#### [Available data]
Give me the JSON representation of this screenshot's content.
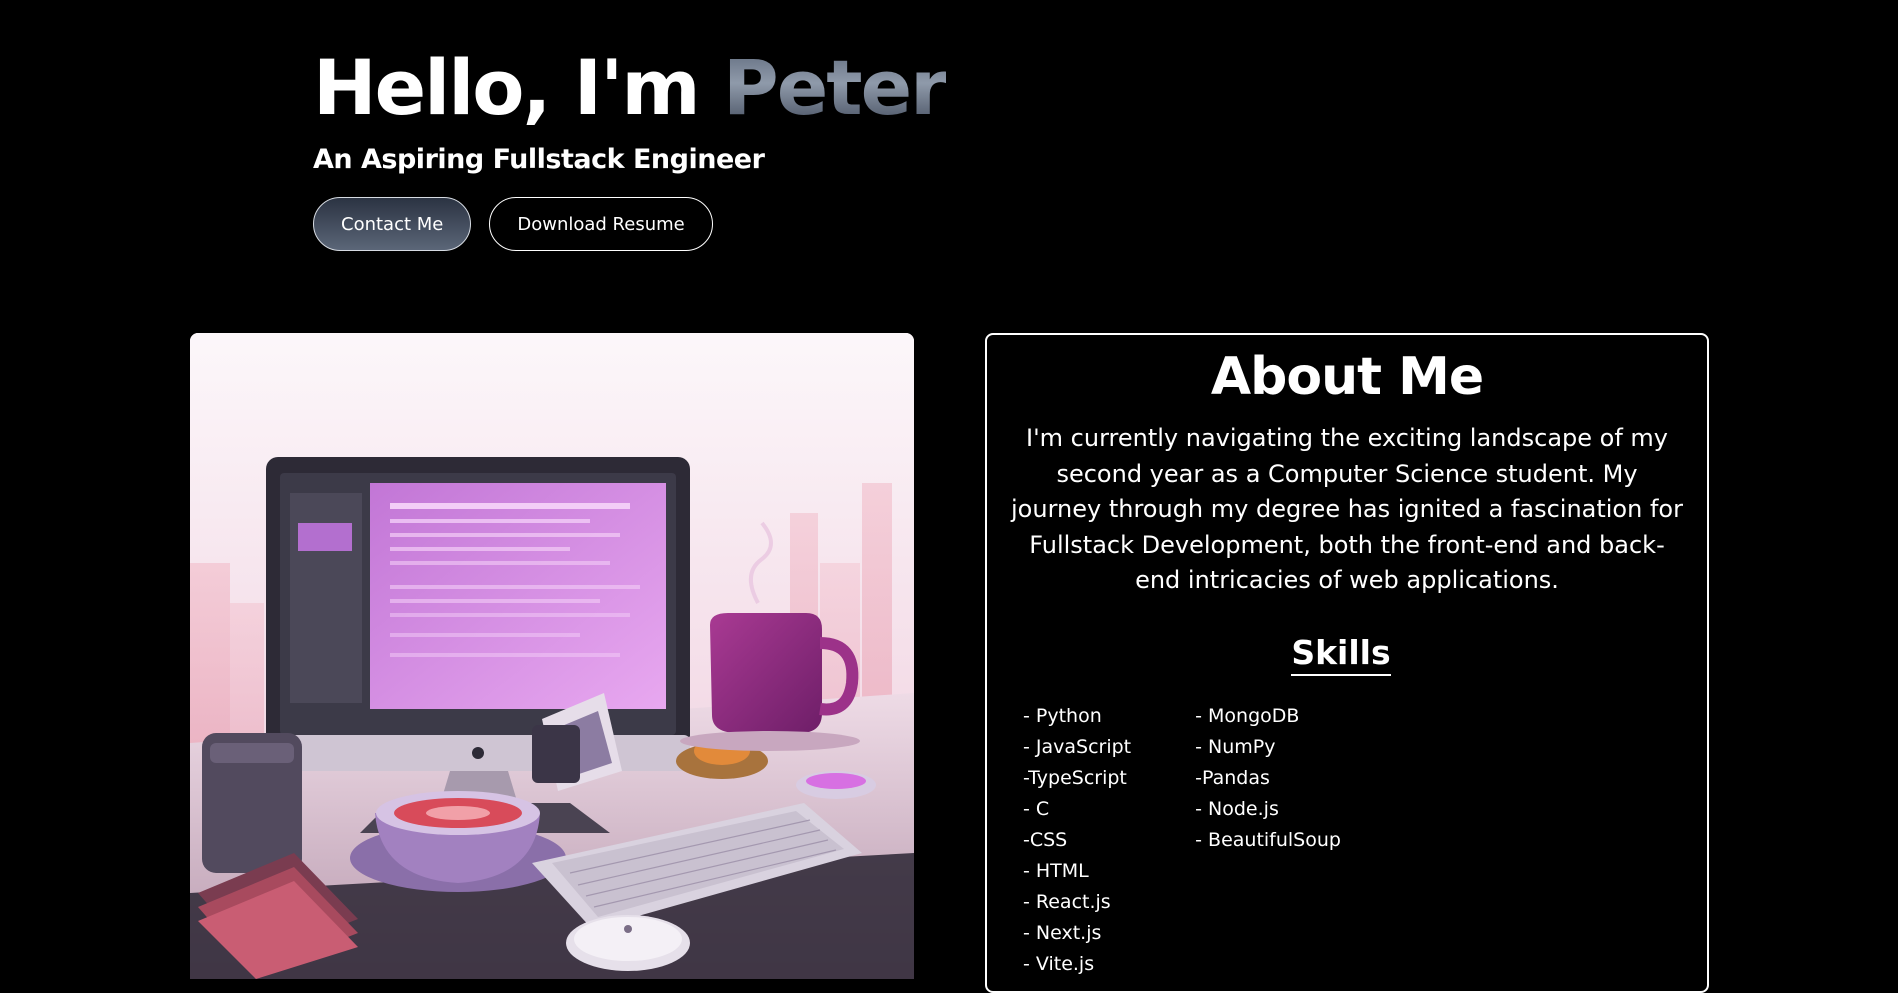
{
  "hero": {
    "greeting": "Hello, I'm ",
    "name": "Peter",
    "subtitle": "An Aspiring Fullstack Engineer",
    "contact_label": "Contact Me",
    "resume_label": "Download Resume"
  },
  "about": {
    "title": "About Me",
    "text": "I'm currently navigating the exciting landscape of my second year as a Computer Science student. My journey through my degree has ignited a fascination for Fullstack Development, both the front-end and back-end intricacies of web applications.",
    "skills_title": "Skills",
    "skills_col1": [
      "- Python",
      "- JavaScript",
      "-TypeScript",
      "- C",
      "-CSS",
      "- HTML",
      "- React.js",
      "- Next.js",
      "- Vite.js"
    ],
    "skills_col2": [
      "- MongoDB",
      "- NumPy",
      "-Pandas",
      "- Node.js",
      "- BeautifulSoup"
    ]
  },
  "theme": {
    "background": "#000000",
    "text": "#ffffff",
    "accent_gradient": [
      "#5b6679",
      "#8f9aaa"
    ]
  }
}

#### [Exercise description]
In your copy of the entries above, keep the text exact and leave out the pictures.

#### [Written reply]
Give me the JSON representation of this screenshot's content.
{
  "hero": {
    "greeting": "Hello, I'm ",
    "name": "Peter",
    "subtitle": "An Aspiring Fullstack Engineer",
    "contact_label": "Contact Me",
    "resume_label": "Download Resume"
  },
  "about": {
    "title": "About Me",
    "text": "I'm currently navigating the exciting landscape of my second year as a Computer Science student. My journey through my degree has ignited a fascination for Fullstack Development, both the front-end and back-end intricacies of web applications.",
    "skills_title": "Skills",
    "skills_col1": [
      "- Python",
      "- JavaScript",
      "-TypeScript",
      "- C",
      "-CSS",
      "- HTML",
      "- React.js",
      "- Next.js",
      "- Vite.js"
    ],
    "skills_col2": [
      "- MongoDB",
      "- NumPy",
      "-Pandas",
      "- Node.js",
      "- BeautifulSoup"
    ]
  },
  "theme": {
    "background": "#000000",
    "text": "#ffffff",
    "accent_gradient": [
      "#5b6679",
      "#8f9aaa"
    ]
  }
}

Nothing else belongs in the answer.